## What the task requires
With pictures removed, output every record below exactly as written.

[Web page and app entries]
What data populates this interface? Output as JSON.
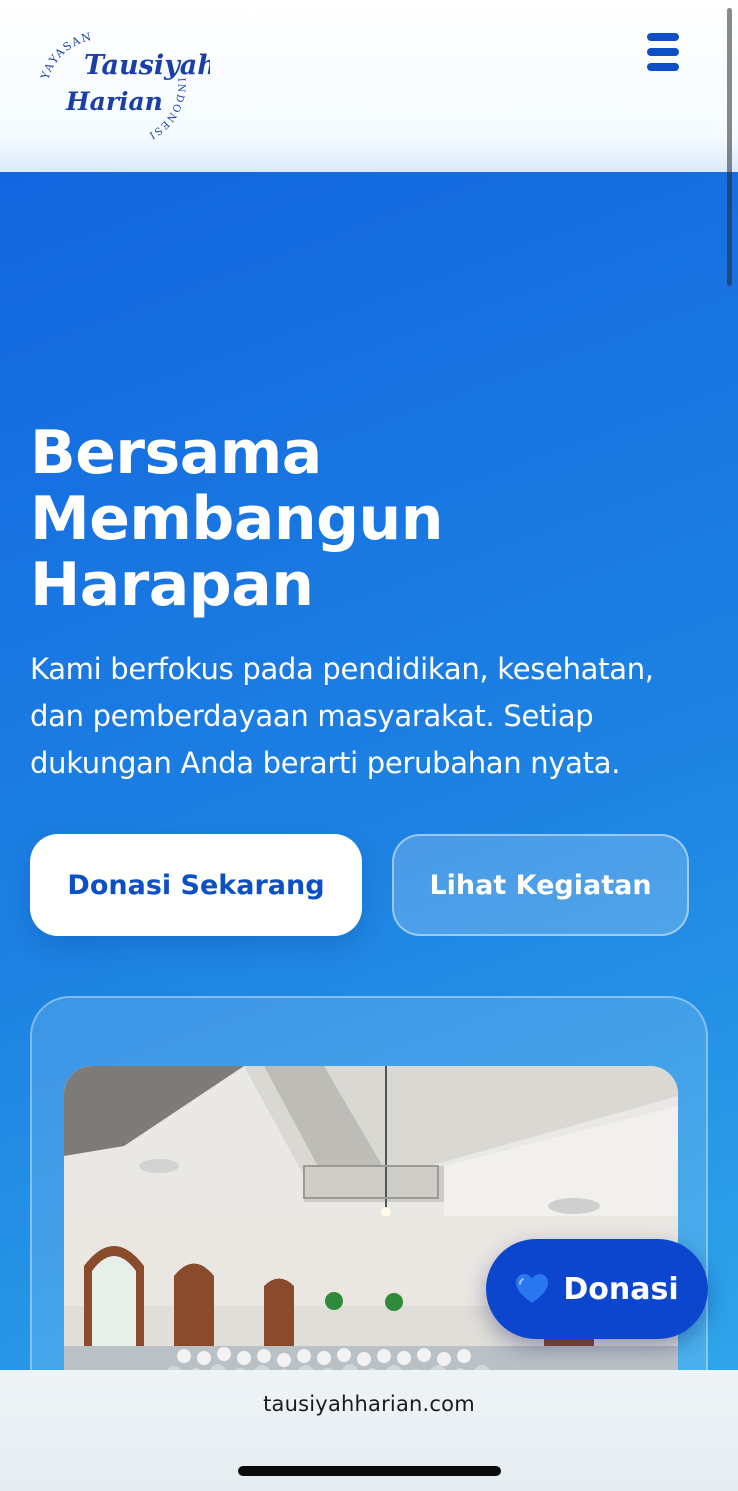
{
  "header": {
    "logo": {
      "arc_top": "YAYASAN",
      "line1": "Tausiyah",
      "line2": "Harian",
      "arc_side": "INDONESIA"
    },
    "menu_icon": "hamburger-menu-icon"
  },
  "hero": {
    "title_lines": [
      "Bersama",
      "Membangun",
      "Harapan"
    ],
    "description_lines": [
      "Kami berfokus pada pendidikan, kesehatan,",
      "dan pemberdayaan masyarakat. Setiap",
      "dukungan Anda berarti perubahan nyata."
    ],
    "primary_button": "Donasi Sekarang",
    "secondary_button": "Lihat Kegiatan"
  },
  "fab": {
    "icon": "blue-heart-icon",
    "label": "Donasi"
  },
  "browser": {
    "url": "tausiyahharian.com"
  },
  "colors": {
    "brand_blue": "#0d4fc4",
    "hero_gradient_start": "#1366e0",
    "hero_gradient_end": "#2fa5ea",
    "fab_blue": "#0c46cf",
    "white": "#ffffff"
  }
}
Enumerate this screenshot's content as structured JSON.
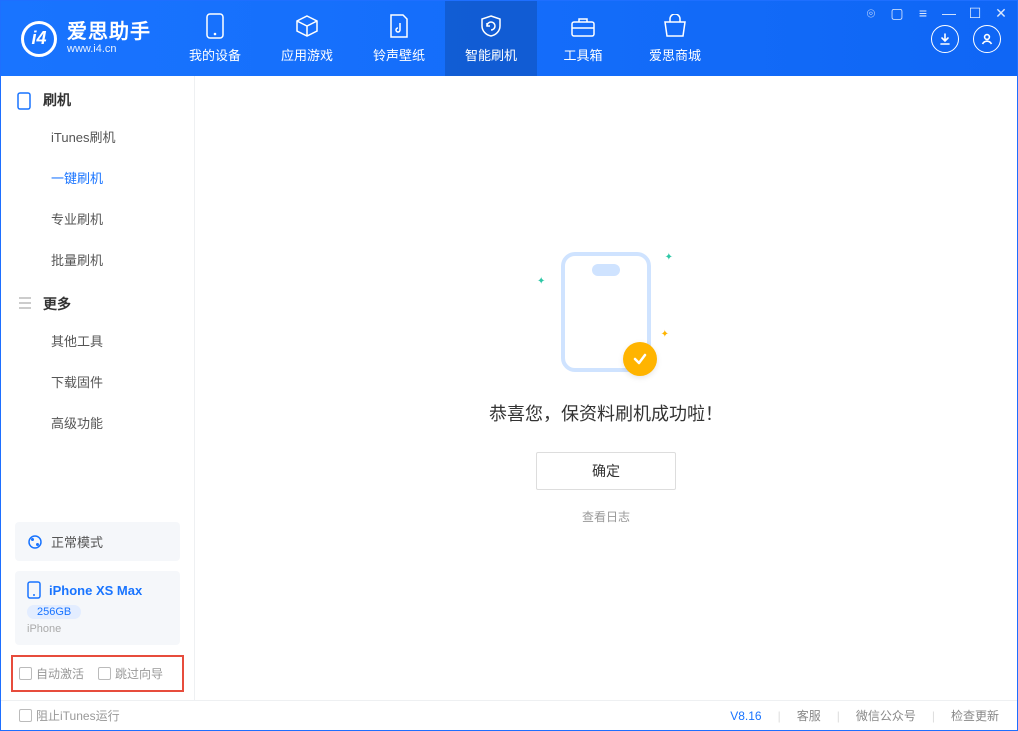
{
  "app": {
    "name_cn": "爱思助手",
    "url": "www.i4.cn"
  },
  "tabs": {
    "device": "我的设备",
    "apps": "应用游戏",
    "ringtones": "铃声壁纸",
    "flash": "智能刷机",
    "tools": "工具箱",
    "shop": "爱思商城"
  },
  "sidebar": {
    "group_flash": "刷机",
    "items_flash": {
      "itunes": "iTunes刷机",
      "oneclick": "一键刷机",
      "pro": "专业刷机",
      "batch": "批量刷机"
    },
    "group_more": "更多",
    "items_more": {
      "other": "其他工具",
      "download": "下载固件",
      "advanced": "高级功能"
    },
    "mode_label": "正常模式",
    "device": {
      "name": "iPhone XS Max",
      "storage": "256GB",
      "type": "iPhone"
    },
    "opts": {
      "auto_activate": "自动激活",
      "skip_guide": "跳过向导"
    }
  },
  "main": {
    "success": "恭喜您，保资料刷机成功啦！",
    "confirm": "确定",
    "view_log": "查看日志"
  },
  "footer": {
    "block_itunes": "阻止iTunes运行",
    "version": "V8.16",
    "support": "客服",
    "wechat": "微信公众号",
    "update": "检查更新"
  }
}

## Response for this exercise
What data populates this interface? Output as JSON.
{
  "header": {
    "logo": {
      "arc_top": "YAYASAN",
      "line1": "Tausiyah",
      "line2": "Harian",
      "arc_side": "INDONESIA"
    },
    "menu_icon": "hamburger-menu-icon"
  },
  "hero": {
    "title_lines": [
      "Bersama",
      "Membangun",
      "Harapan"
    ],
    "description_lines": [
      "Kami berfokus pada pendidikan, kesehatan,",
      "dan pemberdayaan masyarakat. Setiap",
      "dukungan Anda berarti perubahan nyata."
    ],
    "primary_button": "Donasi Sekarang",
    "secondary_button": "Lihat Kegiatan"
  },
  "fab": {
    "icon": "blue-heart-icon",
    "label": "Donasi"
  },
  "browser": {
    "url": "tausiyahharian.com"
  },
  "colors": {
    "brand_blue": "#0d4fc4",
    "hero_gradient_start": "#1366e0",
    "hero_gradient_end": "#2fa5ea",
    "fab_blue": "#0c46cf",
    "white": "#ffffff"
  }
}
Enumerate this screenshot's content as structured JSON.
{
  "app": {
    "name_cn": "爱思助手",
    "url": "www.i4.cn"
  },
  "tabs": {
    "device": "我的设备",
    "apps": "应用游戏",
    "ringtones": "铃声壁纸",
    "flash": "智能刷机",
    "tools": "工具箱",
    "shop": "爱思商城"
  },
  "sidebar": {
    "group_flash": "刷机",
    "items_flash": {
      "itunes": "iTunes刷机",
      "oneclick": "一键刷机",
      "pro": "专业刷机",
      "batch": "批量刷机"
    },
    "group_more": "更多",
    "items_more": {
      "other": "其他工具",
      "download": "下载固件",
      "advanced": "高级功能"
    },
    "mode_label": "正常模式",
    "device": {
      "name": "iPhone XS Max",
      "storage": "256GB",
      "type": "iPhone"
    },
    "opts": {
      "auto_activate": "自动激活",
      "skip_guide": "跳过向导"
    }
  },
  "main": {
    "success": "恭喜您，保资料刷机成功啦！",
    "confirm": "确定",
    "view_log": "查看日志"
  },
  "footer": {
    "block_itunes": "阻止iTunes运行",
    "version": "V8.16",
    "support": "客服",
    "wechat": "微信公众号",
    "update": "检查更新"
  }
}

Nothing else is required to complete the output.